The dream cannot be fulfilled when a candidate for president has to run a de-racialized campaign in order to make the masses comfortable with the obvious aesthetic. The second inauguration of President Obama does not negate the reality of Driving While Black. It does not erase the fact that unemployment in America is 7.8 percent overall, but more than 17 percent for African-Americans. We cannot ignore the fact that African-Americans make up 13 percent of the population and 53 percent of those incarcerated. Dr. King’s dream was about using the power of government and its resources to eradicate poverty, yet today 14.5 percent of US households – nearly 49 million Americans, including 16.2 million children – struggle to put food on the table. Nearly one in three African-American and Latino children is at risk of hunger. All of this while conservatives want to destroy the public safety net and create a permanent underclass in this country.
It is ironic that in spite of these stark realities for the poor in America, and specifically the poor in African-American communities, African-Americans gave President Obama 95 percent of their support and none of these issues were addressed during the 2012 presidential campaign. As leaders of an invaluable political constituency, too many in African-American leadership are either unwilling or unable to challenge this president to use his bully pulpit to address them.
It is also ironic that as we celebrate the civil rights legacy of Dr. King, a man who vehemently opposed the war in Vietnam, President Obama has a “kill list.” He supports warrantless wiretapping, the indefinite detention of American citizens, drone attacks that kill innocents through collateral damage and the assassination of American citizens any place in the world without judicial review.
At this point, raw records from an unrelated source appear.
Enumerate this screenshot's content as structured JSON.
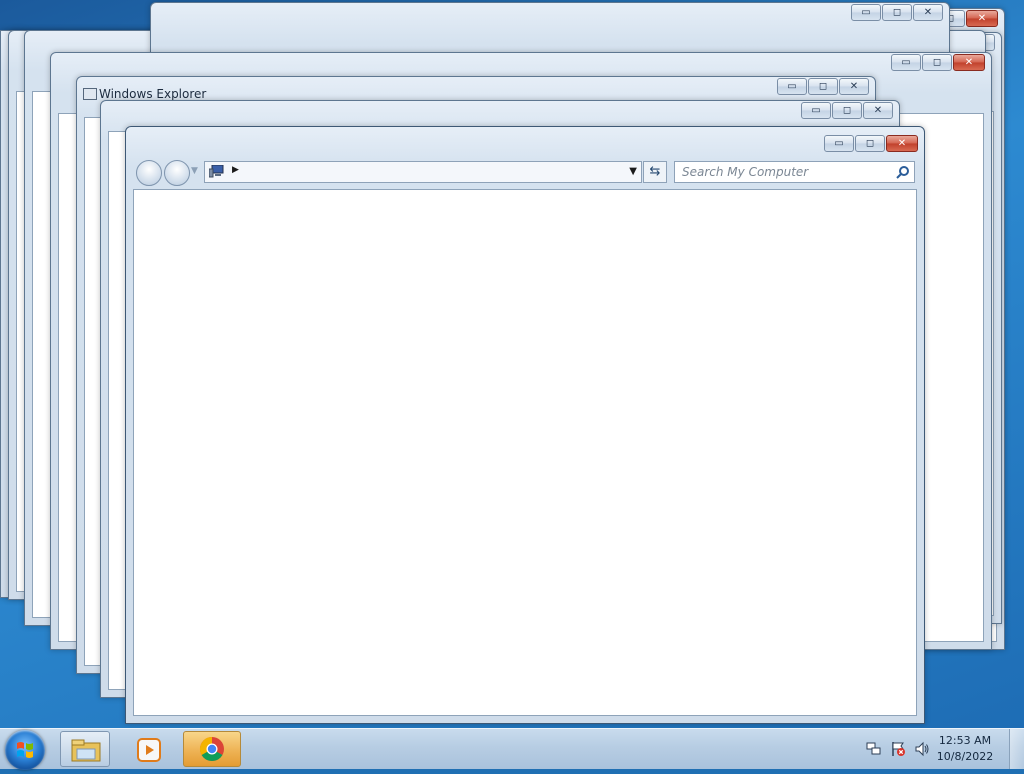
{
  "windows": {
    "title_label": "Windows Explorer",
    "minimize_glyph": "▭",
    "maximize_glyph": "◻",
    "close_glyph": "✕"
  },
  "explorer": {
    "search_placeholder": "Search My Computer",
    "address_path": ""
  },
  "taskbar": {
    "clock_time": "12:53 AM",
    "clock_date": "10/8/2022",
    "pinned": [
      {
        "icon": "file-explorer-icon"
      },
      {
        "icon": "media-player-icon"
      },
      {
        "icon": "chrome-icon"
      }
    ],
    "tray": [
      {
        "icon": "network-icon"
      },
      {
        "icon": "action-center-flag-icon"
      },
      {
        "icon": "volume-icon"
      }
    ]
  },
  "colors": {
    "close_red": "#c0402b",
    "active_taskbar": "#eeb355",
    "window_chrome": "#d5e2ef"
  }
}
The president can proclaim his support for Israel to all corners of the world. He can support marriage equality; immigration reform and through executive order support the Dream Act, but African-Americans are supposed to sit quietly and Hope for Change.
Never confuse a down payment with the balance being paid in full. This inauguration is a great step forward in America but remember, we have miles to go before we sleep.